*Exercise description*: An exact reproduction of the records is required. Images must be left out.
--- Data excerpts Enclosed Below ---
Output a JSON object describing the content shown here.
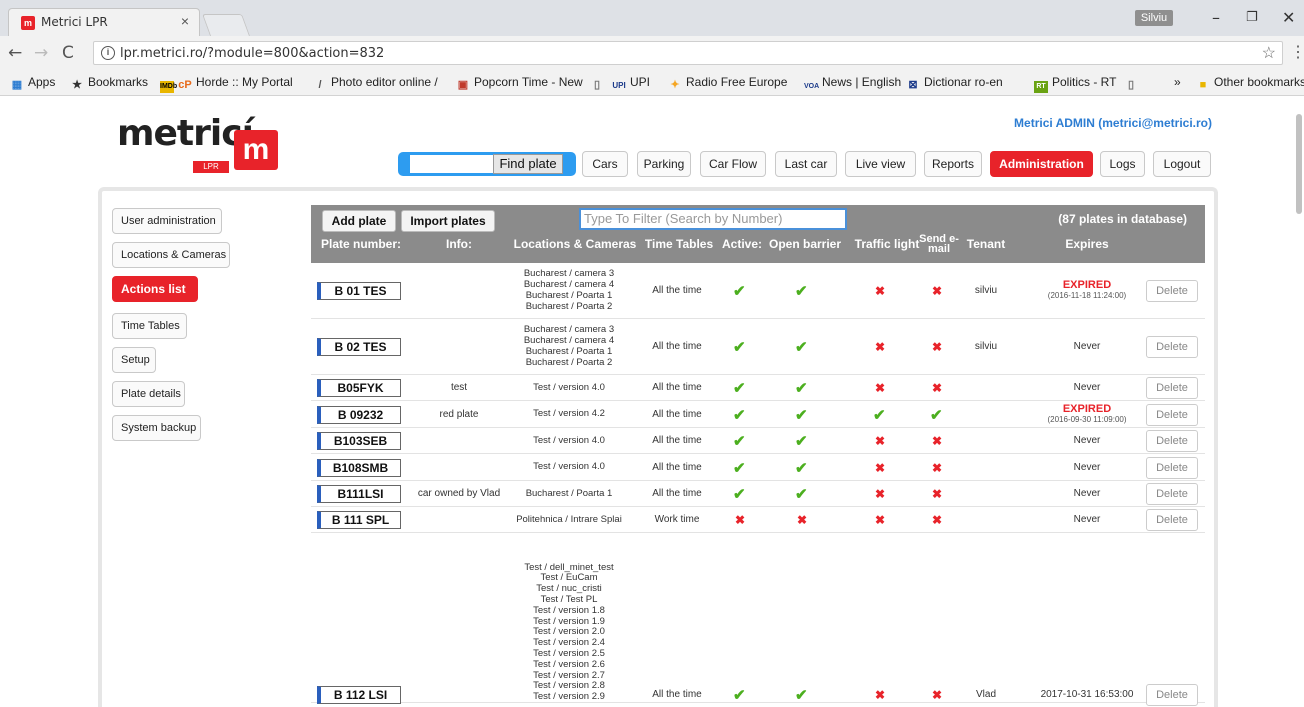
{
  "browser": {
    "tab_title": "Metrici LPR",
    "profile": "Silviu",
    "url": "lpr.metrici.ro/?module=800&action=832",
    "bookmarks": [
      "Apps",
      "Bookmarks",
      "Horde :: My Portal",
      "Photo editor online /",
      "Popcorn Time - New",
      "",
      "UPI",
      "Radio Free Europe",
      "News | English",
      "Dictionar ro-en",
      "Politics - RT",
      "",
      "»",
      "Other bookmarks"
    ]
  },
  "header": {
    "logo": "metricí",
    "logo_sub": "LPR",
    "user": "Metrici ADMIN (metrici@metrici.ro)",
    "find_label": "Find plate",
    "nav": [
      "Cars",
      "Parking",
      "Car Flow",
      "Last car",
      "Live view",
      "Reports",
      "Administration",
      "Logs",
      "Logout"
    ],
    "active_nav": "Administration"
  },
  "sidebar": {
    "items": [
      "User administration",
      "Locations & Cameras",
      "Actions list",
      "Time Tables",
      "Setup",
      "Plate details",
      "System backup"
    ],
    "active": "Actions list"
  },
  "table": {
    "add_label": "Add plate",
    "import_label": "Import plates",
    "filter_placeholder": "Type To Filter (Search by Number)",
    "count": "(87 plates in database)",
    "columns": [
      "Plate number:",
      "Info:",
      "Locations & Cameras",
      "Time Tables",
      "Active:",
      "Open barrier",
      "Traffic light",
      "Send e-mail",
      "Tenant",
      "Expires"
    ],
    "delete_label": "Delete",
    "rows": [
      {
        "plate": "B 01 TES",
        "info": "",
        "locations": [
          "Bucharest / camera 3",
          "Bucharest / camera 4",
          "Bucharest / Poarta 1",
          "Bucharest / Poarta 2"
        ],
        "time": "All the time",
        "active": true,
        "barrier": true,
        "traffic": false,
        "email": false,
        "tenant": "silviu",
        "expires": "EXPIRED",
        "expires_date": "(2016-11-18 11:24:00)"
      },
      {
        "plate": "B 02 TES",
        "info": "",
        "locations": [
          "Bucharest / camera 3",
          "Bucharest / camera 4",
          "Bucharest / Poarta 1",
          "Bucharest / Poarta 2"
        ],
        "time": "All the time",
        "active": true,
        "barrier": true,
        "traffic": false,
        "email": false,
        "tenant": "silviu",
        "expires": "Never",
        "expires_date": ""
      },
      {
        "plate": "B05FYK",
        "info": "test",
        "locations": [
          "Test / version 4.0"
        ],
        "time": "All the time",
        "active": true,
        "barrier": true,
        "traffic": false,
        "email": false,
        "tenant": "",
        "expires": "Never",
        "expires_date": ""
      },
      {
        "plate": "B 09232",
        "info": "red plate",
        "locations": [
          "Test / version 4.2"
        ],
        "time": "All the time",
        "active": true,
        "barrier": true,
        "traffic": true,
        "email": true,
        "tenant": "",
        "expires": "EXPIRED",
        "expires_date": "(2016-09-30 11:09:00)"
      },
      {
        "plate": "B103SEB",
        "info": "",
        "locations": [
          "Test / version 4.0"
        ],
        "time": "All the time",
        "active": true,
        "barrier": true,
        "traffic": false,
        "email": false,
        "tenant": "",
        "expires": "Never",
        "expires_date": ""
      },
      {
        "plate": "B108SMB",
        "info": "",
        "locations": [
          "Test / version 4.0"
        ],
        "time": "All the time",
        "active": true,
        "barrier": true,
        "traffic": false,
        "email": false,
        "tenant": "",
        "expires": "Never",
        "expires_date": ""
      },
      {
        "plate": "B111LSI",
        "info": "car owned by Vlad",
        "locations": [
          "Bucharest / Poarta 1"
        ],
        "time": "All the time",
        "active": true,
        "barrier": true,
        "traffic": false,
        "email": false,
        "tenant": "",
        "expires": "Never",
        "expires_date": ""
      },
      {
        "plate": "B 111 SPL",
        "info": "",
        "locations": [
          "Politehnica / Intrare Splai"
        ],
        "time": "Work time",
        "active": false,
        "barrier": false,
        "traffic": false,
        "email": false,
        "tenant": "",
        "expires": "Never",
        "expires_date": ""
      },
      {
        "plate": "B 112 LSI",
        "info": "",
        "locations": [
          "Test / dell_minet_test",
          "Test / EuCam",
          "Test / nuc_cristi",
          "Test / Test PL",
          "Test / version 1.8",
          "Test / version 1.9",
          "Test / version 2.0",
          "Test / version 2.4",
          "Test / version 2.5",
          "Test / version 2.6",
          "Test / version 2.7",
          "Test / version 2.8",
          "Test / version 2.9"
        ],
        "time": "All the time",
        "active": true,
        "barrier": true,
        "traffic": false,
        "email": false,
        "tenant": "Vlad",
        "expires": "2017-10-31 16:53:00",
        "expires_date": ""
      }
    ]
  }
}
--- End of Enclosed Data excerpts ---
*Output for this task*:
Output a JSON object describing the content shown here.
{
  "browser": {
    "tab_title": "Metrici LPR",
    "profile": "Silviu",
    "url": "lpr.metrici.ro/?module=800&action=832",
    "bookmarks": [
      "Apps",
      "Bookmarks",
      "Horde :: My Portal",
      "Photo editor online /",
      "Popcorn Time - New",
      "",
      "UPI",
      "Radio Free Europe",
      "News | English",
      "Dictionar ro-en",
      "Politics - RT",
      "",
      "»",
      "Other bookmarks"
    ]
  },
  "header": {
    "logo": "metricí",
    "logo_sub": "LPR",
    "user": "Metrici ADMIN (metrici@metrici.ro)",
    "find_label": "Find plate",
    "nav": [
      "Cars",
      "Parking",
      "Car Flow",
      "Last car",
      "Live view",
      "Reports",
      "Administration",
      "Logs",
      "Logout"
    ],
    "active_nav": "Administration"
  },
  "sidebar": {
    "items": [
      "User administration",
      "Locations & Cameras",
      "Actions list",
      "Time Tables",
      "Setup",
      "Plate details",
      "System backup"
    ],
    "active": "Actions list"
  },
  "table": {
    "add_label": "Add plate",
    "import_label": "Import plates",
    "filter_placeholder": "Type To Filter (Search by Number)",
    "count": "(87 plates in database)",
    "columns": [
      "Plate number:",
      "Info:",
      "Locations & Cameras",
      "Time Tables",
      "Active:",
      "Open barrier",
      "Traffic light",
      "Send e-mail",
      "Tenant",
      "Expires"
    ],
    "delete_label": "Delete",
    "rows": [
      {
        "plate": "B 01 TES",
        "info": "",
        "locations": [
          "Bucharest / camera 3",
          "Bucharest / camera 4",
          "Bucharest / Poarta 1",
          "Bucharest / Poarta 2"
        ],
        "time": "All the time",
        "active": true,
        "barrier": true,
        "traffic": false,
        "email": false,
        "tenant": "silviu",
        "expires": "EXPIRED",
        "expires_date": "(2016-11-18 11:24:00)"
      },
      {
        "plate": "B 02 TES",
        "info": "",
        "locations": [
          "Bucharest / camera 3",
          "Bucharest / camera 4",
          "Bucharest / Poarta 1",
          "Bucharest / Poarta 2"
        ],
        "time": "All the time",
        "active": true,
        "barrier": true,
        "traffic": false,
        "email": false,
        "tenant": "silviu",
        "expires": "Never",
        "expires_date": ""
      },
      {
        "plate": "B05FYK",
        "info": "test",
        "locations": [
          "Test / version 4.0"
        ],
        "time": "All the time",
        "active": true,
        "barrier": true,
        "traffic": false,
        "email": false,
        "tenant": "",
        "expires": "Never",
        "expires_date": ""
      },
      {
        "plate": "B 09232",
        "info": "red plate",
        "locations": [
          "Test / version 4.2"
        ],
        "time": "All the time",
        "active": true,
        "barrier": true,
        "traffic": true,
        "email": true,
        "tenant": "",
        "expires": "EXPIRED",
        "expires_date": "(2016-09-30 11:09:00)"
      },
      {
        "plate": "B103SEB",
        "info": "",
        "locations": [
          "Test / version 4.0"
        ],
        "time": "All the time",
        "active": true,
        "barrier": true,
        "traffic": false,
        "email": false,
        "tenant": "",
        "expires": "Never",
        "expires_date": ""
      },
      {
        "plate": "B108SMB",
        "info": "",
        "locations": [
          "Test / version 4.0"
        ],
        "time": "All the time",
        "active": true,
        "barrier": true,
        "traffic": false,
        "email": false,
        "tenant": "",
        "expires": "Never",
        "expires_date": ""
      },
      {
        "plate": "B111LSI",
        "info": "car owned by Vlad",
        "locations": [
          "Bucharest / Poarta 1"
        ],
        "time": "All the time",
        "active": true,
        "barrier": true,
        "traffic": false,
        "email": false,
        "tenant": "",
        "expires": "Never",
        "expires_date": ""
      },
      {
        "plate": "B 111 SPL",
        "info": "",
        "locations": [
          "Politehnica / Intrare Splai"
        ],
        "time": "Work time",
        "active": false,
        "barrier": false,
        "traffic": false,
        "email": false,
        "tenant": "",
        "expires": "Never",
        "expires_date": ""
      },
      {
        "plate": "B 112 LSI",
        "info": "",
        "locations": [
          "Test / dell_minet_test",
          "Test / EuCam",
          "Test / nuc_cristi",
          "Test / Test PL",
          "Test / version 1.8",
          "Test / version 1.9",
          "Test / version 2.0",
          "Test / version 2.4",
          "Test / version 2.5",
          "Test / version 2.6",
          "Test / version 2.7",
          "Test / version 2.8",
          "Test / version 2.9"
        ],
        "time": "All the time",
        "active": true,
        "barrier": true,
        "traffic": false,
        "email": false,
        "tenant": "Vlad",
        "expires": "2017-10-31 16:53:00",
        "expires_date": ""
      }
    ]
  }
}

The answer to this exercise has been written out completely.